That night, the lord announces that while he spends the next day hunting, the travel-weary Gawain shall stay at the castle, sleep as late as he wants (even through Mass), and eat whenever he chooses to arise; the lady will keep him company. But to add a little interest to the day, the lord proposes a bargain: he will give Gawain whatever he catches, on condition that Gawain gives to the lord, without explanation, whatever he might gain during the day. Gawain accepts. The next morning, after the lord has gone, the lady of the castle visits Gawain's room and tries to seduce him, claiming that she knows of the reputation of Arthur's knights as great lovers. Gawain, however, keeps to his promise to remain chaste until his mission to the Green Chapel is complete, and yields nothing but a single kiss. When the lord returns with the deer he has killed, he hands it straight to Sir Gawain, as agreed, and Gawain responds by returning the lady's kiss to the lord. According to the lord's bargain, Gawain refuses to explain where he won the kiss.

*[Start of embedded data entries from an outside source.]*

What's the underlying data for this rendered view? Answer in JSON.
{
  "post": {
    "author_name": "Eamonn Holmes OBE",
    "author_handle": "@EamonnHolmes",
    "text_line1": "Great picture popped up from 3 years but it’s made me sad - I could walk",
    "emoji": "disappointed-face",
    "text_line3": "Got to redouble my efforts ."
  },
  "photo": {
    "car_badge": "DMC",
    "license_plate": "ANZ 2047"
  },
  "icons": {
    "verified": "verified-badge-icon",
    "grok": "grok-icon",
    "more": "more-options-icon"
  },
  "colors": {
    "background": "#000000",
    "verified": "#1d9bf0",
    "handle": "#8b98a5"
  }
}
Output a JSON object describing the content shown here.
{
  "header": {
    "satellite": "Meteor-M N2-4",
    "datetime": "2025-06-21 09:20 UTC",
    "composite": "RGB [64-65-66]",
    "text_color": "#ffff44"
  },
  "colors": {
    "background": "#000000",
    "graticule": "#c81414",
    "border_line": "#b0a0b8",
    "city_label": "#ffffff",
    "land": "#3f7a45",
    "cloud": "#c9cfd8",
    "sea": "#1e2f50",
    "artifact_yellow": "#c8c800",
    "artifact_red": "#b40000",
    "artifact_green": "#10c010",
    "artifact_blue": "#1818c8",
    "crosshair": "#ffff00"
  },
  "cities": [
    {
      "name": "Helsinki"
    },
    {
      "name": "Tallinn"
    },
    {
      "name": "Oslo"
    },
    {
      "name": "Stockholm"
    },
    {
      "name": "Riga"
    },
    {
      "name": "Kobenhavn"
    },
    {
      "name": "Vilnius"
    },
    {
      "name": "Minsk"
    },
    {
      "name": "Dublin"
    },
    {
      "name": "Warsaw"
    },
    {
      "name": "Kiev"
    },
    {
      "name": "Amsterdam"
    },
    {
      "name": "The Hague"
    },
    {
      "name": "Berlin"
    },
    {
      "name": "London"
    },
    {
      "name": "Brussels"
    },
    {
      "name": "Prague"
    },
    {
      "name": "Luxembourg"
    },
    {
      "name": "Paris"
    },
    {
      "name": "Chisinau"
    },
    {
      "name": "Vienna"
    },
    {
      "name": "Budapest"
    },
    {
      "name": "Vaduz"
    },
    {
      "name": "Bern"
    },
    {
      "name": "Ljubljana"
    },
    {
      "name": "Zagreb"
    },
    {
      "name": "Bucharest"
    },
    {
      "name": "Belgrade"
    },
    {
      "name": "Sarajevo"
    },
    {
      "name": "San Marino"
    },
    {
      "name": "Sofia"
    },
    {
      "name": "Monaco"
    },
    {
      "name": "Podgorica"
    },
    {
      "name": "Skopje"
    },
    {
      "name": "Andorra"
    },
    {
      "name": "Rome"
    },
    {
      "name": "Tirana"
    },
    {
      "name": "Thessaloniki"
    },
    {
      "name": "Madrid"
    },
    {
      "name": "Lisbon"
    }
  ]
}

On the second morning, Gawain again receives a visit from the lady, and again politely refuses her advances. That evening, when the lord returns, there is a similar exchange of a hunted boar for two kisses.
On the third morning, when the lady visits his chamber, Gawain maintains his chastity but accepts a green silk girdle, which is supposed to keep him from harm, as a parting gift. But, the lady insists, he must not tell her husband. That evening, the lord returns with a fox, which he exchanges with Gawain for three kisses. However, Gawain keeps the girdle from the lord so that he can use it in his forthcoming encounter with the Green Knight.
The meeting with the Green Knight
The next day, Gawain leaves for the Green Chapel, with the lady's silk girdle hidden under his armour, and accompanied by a guide from the lord's castle. Leaving the guide, who is afraid to approach the Green Chapel, Gawain finds the Green Knight busy whetting the blade of an axe in readiness for the fight. As arranged, the Green Knight moves to behead Gawain, but after three axe-swings Gawain remains only slightly injured, the third blow barely cutting his neck. The Green Knight then reveals himself to be an alter ego of the lord of the castle, Bertilak de Hautdesert, and explains that the three axe blows were for the three occasions when Gawain was visited by the lady. The third blow, which drew blood, was a punishment for Gawain's acceptance of the silk girdle. There is much speculation as to whether the girdle would have really kept Gawain from dying had the Green Knight desired to kill him. The lady, it seems, has lied to Gawain insofar as the girdle has not kept him completely from harm. On the other hand, it has kept him from death. The author leaves the exact powers of the girdle undefined and open to interpretation, but makes it clear that the Green Knight would not have willingly spared Gawain's life had he failed to resist the lady's sexual advances. Assuming it has no life-saving powers, it is meant to be ironic that the girdle, the one thing that Gawain thinks will save him, is actually the thing that harms him; furthermore, assuming the girdle has no real powers, it would have been the thing that led to his death had he taken it as a love token, which is what the lady originally offerered it to him as.
The Green Knight explains that Gawain's trial was arranged by Morgan le Fay, mistress of the wizard Merlin and now a guest at Hautdesert castle. The two men part on cordial terms, Gawain returning to Camelot. There, Sir Gawain recounts his adventure to Arthur and explains his shame at having partially succumbed to the lady's attempts, if only in his mind. Arthur refuses to blame Gawain and decrees that all his knights should henceforth wear a green sash in recognition of Gawain's courage and honour.